A divorce doesn’t have to be a messy and drawn-out process, and it doesn’t have to wear out everyone who is involved with it. While most divorces do involve a certain amount of pain and anguish on all sides, there are things you can do to make it easier your family. Here are 5 tips for ensuring a smooth divorce.
Collect Important Paperwork
A divorce is more than a separation of partners. It’s also the division of property and the redistribution of income to ensure that everyone is treated fairly. To untangle your financial lives, you must gather all relevant paperwork. This includes previous years’ tax returns, information about the assets you own jointly and separately, income statements and paychecks, and any contracts or leases you entered into.
In high asset divorces, it may be necessary to hire a financial expert for this. You’ll need an appraiser to evaluate any real estate holdings, such as your home and any rental properties you own. Additionally, there may be a need to order valuations for other assets, such as stock ownership or part ownership in different companies.
Hire an Experienced Lawyer
One of the biggest headaches with a divorce is determining how your finances will be split up. It can take a long time for you to untangle the finances yourself. Even then, it’s still difficult to determine a fair or equal distribution of assets on your own. Not only does it take a lot of time, but it also requires some in-depth knowledge of current laws.
It’s in your best interest to hire a lawyer who has handled similar cases before. You’re paying them to make sure that your interests are preserved. Your lawyer will unravel the past, but they’ll also help you with your future. After all, your divorce is going to affect you in many different ways, and it’s important to sort out the financial aspect of it right away.
Understand Financial and Tax Implications
You should have a basic understanding of what your finances will look like after your divorce. It’s not just about who gets the house and who gets the newer car, but it’s also about your income, assets, and liabilities. For example, it may be advisable to take over company shares instead of selling them outright. Your divorce settlement will spell out what happens to each of those assets.
You’ll also need to think about the tax implications of your divorce. Your filing status will change from married to single or head of household, depending on if you have custody of the children. Single filers generally don’t enjoy the same advantages of the tax code, but an experienced tax attorney or accountant can ensure that you don’t pay more than you’re legally required to.
Keep Lines of Communication Open
Nobody expects you to become best friends with your ex-partner, but that does happen.
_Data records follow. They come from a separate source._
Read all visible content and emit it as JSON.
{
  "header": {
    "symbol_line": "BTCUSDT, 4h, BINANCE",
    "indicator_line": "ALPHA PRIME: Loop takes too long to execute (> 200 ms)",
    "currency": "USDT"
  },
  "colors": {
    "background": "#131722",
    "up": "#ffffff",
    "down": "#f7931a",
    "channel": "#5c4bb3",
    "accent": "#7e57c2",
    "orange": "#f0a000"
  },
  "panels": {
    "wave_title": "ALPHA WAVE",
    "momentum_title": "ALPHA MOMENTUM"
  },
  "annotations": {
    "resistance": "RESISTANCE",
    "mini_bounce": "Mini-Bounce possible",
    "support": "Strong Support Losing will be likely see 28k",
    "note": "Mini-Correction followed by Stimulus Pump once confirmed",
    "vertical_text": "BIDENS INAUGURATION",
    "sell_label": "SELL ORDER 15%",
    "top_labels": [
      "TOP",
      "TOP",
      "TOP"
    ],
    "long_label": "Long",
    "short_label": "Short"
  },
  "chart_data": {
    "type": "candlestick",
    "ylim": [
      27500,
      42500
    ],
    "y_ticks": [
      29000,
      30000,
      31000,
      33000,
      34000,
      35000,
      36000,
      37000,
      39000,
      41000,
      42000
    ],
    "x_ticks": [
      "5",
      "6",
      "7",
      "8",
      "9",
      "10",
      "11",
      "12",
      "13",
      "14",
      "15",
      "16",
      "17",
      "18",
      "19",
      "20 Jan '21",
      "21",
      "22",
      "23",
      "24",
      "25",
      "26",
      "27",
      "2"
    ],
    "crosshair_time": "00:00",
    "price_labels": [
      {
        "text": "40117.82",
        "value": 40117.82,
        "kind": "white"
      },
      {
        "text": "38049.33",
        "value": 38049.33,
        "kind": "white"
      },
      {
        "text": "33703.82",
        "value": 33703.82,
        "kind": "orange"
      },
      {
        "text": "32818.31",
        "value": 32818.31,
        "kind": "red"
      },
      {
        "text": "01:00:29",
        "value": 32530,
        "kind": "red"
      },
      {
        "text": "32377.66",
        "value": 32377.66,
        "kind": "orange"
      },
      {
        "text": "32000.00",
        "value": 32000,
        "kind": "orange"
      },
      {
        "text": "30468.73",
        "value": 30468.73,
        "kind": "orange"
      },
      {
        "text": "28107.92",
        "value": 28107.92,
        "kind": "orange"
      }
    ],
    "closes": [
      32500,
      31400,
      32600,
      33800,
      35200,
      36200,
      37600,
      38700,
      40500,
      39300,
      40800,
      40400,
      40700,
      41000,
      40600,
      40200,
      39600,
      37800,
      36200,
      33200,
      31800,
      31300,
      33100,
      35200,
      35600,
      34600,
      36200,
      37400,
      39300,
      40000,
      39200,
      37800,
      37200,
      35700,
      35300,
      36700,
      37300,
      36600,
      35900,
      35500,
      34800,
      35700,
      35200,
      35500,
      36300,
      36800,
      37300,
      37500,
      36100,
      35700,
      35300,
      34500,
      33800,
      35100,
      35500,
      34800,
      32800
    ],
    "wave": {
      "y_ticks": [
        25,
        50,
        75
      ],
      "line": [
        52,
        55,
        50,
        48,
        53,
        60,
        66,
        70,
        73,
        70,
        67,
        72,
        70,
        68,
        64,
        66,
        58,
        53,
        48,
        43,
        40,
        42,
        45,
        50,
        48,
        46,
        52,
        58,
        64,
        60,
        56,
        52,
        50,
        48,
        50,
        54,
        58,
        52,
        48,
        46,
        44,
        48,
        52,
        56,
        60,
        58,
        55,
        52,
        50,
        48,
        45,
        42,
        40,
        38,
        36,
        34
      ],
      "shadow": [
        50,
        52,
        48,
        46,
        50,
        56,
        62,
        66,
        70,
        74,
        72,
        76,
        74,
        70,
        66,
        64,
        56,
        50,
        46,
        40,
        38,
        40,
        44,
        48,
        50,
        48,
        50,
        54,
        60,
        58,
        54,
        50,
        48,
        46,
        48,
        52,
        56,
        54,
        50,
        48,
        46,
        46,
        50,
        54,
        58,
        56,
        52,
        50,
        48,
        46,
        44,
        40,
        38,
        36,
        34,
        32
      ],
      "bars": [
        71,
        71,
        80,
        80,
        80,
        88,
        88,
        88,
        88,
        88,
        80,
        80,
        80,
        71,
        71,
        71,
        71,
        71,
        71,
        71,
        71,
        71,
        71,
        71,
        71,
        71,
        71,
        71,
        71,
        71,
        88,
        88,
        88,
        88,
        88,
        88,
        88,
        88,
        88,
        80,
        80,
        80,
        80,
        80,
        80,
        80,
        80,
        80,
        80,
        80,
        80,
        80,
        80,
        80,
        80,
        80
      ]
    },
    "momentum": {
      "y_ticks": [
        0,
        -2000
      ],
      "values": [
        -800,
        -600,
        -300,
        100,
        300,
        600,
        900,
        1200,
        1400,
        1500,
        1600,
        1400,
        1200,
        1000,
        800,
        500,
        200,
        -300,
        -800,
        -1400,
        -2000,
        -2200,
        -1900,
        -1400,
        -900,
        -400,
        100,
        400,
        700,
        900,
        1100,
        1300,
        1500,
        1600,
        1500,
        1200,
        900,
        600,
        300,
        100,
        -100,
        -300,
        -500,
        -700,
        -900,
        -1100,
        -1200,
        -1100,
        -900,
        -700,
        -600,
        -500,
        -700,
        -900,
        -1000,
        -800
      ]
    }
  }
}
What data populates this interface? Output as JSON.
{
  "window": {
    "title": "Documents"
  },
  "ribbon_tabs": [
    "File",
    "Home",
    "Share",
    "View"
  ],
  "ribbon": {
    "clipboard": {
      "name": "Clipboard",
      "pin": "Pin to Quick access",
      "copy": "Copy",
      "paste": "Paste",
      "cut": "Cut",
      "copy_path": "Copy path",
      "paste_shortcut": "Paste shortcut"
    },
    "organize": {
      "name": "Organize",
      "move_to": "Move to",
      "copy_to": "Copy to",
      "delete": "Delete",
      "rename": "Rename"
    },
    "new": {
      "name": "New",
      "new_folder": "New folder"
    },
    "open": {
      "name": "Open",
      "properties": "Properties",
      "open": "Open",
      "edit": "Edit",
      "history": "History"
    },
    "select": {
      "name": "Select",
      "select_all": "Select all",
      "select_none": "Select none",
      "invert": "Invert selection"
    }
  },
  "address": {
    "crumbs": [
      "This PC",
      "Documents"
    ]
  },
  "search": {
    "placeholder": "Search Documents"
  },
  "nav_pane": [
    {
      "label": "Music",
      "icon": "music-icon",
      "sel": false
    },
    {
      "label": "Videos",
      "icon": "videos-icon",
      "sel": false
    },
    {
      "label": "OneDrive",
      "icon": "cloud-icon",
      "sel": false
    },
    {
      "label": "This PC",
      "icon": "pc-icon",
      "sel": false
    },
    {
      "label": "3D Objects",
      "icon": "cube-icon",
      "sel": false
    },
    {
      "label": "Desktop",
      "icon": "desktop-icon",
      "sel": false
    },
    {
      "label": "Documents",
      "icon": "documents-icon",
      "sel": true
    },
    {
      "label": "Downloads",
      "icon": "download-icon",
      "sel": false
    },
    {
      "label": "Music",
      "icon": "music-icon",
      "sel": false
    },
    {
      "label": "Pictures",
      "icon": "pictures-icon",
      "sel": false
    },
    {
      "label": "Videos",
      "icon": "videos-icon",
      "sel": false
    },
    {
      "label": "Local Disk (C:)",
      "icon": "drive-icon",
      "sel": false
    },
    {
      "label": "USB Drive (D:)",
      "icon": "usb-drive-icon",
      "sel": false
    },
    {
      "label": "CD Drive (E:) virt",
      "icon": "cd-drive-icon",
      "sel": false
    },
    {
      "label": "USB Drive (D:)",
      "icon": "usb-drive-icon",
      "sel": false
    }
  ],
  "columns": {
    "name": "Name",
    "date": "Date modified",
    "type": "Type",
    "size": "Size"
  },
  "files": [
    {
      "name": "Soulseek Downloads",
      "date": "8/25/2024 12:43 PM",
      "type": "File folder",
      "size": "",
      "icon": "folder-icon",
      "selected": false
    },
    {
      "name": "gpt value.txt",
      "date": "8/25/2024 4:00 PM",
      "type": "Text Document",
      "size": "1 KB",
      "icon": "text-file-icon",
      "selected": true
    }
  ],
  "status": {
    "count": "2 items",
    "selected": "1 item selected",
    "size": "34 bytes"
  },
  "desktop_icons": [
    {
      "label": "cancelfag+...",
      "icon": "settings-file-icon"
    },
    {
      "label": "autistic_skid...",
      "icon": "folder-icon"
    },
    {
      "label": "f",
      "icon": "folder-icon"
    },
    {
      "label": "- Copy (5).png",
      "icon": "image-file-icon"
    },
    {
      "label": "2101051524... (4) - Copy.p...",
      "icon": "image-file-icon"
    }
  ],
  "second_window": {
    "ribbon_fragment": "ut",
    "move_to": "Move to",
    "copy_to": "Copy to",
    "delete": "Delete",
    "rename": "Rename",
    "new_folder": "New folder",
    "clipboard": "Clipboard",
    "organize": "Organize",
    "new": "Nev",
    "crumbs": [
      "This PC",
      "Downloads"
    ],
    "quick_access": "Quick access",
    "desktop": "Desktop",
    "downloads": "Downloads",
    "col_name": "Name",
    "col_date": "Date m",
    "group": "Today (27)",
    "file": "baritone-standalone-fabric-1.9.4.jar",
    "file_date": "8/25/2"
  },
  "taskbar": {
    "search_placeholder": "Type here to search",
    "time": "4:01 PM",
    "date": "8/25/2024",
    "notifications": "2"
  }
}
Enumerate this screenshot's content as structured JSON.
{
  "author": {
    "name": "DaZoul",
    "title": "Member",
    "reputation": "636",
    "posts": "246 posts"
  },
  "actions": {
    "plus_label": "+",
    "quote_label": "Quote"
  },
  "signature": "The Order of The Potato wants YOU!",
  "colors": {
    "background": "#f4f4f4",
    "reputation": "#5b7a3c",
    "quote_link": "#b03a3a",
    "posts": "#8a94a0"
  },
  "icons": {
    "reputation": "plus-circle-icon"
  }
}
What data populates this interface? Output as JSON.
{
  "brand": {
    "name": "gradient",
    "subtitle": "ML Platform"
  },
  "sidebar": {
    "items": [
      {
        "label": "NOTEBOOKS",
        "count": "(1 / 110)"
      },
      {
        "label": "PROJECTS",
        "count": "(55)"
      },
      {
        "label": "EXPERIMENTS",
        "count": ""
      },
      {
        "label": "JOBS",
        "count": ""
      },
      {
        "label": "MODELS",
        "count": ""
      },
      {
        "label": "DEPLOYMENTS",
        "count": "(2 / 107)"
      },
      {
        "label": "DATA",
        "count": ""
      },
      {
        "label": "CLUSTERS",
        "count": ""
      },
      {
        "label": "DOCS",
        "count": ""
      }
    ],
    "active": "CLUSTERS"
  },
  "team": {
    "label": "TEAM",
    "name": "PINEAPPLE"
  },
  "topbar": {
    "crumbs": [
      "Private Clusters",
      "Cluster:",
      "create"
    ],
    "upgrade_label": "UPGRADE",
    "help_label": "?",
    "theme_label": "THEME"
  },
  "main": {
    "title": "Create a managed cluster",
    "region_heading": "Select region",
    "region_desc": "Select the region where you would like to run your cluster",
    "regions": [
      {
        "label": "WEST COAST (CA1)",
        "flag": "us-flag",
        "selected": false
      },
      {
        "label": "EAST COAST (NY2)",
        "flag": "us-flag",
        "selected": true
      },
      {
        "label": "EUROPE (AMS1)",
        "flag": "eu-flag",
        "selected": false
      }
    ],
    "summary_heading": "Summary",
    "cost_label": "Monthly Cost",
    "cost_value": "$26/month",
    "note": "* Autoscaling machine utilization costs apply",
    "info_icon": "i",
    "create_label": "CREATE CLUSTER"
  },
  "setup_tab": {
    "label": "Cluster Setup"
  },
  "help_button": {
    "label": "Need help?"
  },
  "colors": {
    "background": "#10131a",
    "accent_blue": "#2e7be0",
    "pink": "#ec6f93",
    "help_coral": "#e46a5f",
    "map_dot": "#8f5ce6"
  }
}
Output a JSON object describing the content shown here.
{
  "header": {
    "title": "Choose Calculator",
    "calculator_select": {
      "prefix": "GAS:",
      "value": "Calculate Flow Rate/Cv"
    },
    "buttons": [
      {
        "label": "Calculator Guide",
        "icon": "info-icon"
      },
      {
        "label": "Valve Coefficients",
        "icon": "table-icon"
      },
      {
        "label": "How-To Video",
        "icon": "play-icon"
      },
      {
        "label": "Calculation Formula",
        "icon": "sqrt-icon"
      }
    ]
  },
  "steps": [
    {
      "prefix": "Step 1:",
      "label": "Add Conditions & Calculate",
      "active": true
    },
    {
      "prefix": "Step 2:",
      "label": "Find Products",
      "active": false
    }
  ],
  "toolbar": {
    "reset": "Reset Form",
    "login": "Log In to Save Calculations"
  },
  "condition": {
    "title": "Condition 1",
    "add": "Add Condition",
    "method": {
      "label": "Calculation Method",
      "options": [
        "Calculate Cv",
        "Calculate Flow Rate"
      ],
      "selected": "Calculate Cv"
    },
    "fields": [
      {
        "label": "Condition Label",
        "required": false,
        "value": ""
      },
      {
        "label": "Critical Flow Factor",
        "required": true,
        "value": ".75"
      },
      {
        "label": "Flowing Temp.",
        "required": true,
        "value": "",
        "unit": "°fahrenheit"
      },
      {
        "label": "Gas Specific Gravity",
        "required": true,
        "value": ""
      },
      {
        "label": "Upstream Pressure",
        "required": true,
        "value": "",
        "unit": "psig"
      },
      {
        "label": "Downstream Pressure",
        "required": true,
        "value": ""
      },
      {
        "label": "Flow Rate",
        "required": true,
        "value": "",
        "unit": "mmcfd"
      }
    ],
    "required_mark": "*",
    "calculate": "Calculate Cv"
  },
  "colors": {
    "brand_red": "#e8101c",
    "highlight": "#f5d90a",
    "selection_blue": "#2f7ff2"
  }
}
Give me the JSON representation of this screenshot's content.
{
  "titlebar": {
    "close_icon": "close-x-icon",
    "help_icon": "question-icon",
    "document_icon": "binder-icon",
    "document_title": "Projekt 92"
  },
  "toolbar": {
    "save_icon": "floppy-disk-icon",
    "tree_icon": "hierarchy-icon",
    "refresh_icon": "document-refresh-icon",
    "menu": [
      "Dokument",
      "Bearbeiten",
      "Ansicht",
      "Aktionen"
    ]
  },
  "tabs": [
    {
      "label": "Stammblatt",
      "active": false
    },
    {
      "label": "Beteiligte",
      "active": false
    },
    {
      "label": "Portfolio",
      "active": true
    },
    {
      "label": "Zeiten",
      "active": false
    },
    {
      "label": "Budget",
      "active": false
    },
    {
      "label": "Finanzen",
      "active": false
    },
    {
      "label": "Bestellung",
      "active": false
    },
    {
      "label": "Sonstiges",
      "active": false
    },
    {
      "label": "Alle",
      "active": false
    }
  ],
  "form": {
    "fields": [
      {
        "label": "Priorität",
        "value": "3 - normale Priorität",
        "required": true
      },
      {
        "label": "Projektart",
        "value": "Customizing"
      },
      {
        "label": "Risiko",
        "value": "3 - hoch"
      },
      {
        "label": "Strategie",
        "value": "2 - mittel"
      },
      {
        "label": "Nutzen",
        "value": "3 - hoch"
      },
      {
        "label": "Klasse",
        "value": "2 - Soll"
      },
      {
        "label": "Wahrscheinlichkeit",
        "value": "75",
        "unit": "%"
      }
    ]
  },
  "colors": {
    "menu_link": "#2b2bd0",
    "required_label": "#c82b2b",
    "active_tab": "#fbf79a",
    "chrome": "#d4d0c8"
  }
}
If nothing else, it’s important to keep the lines of communications open throughout the divorce. If you refuse to talk to each other, it’s going to be more difficult to reach an agreement about the split. That will make your divorce take even longer, which is probably not what you want.
If you can’t stand being around your ex, you can at least make sure that your lawyers are talking to each other. While it’s understandable that you’re hurt and angry, it pays to be reasonable with your negotiations. You can certainly fight over every single detail, but it may not be worth the added time and cost it takes to wrap up your divorce.
Create a Parenting Plan
If kids are involved, a divorce can get a lot messier. It may be a good idea to create a parenting plan before you even try to agree on the finances. That’s because your children deserve to know what’s going to happen after the divorce. Most states encourage divorced couples to share custody even though the kids may live with only one of the parents. That ensures that both retain their parental rights, which will make it easier on the whole family.
The goal for your divorce should be to ensure that your children still see both of their parents. That means neither of you should leave the state, ideally even staying in the Daytona Beach area, and both of you must be willing to share the responsibility of raising them. Your lawyer can help you work out the details about custody, visitation rights, and child support payments.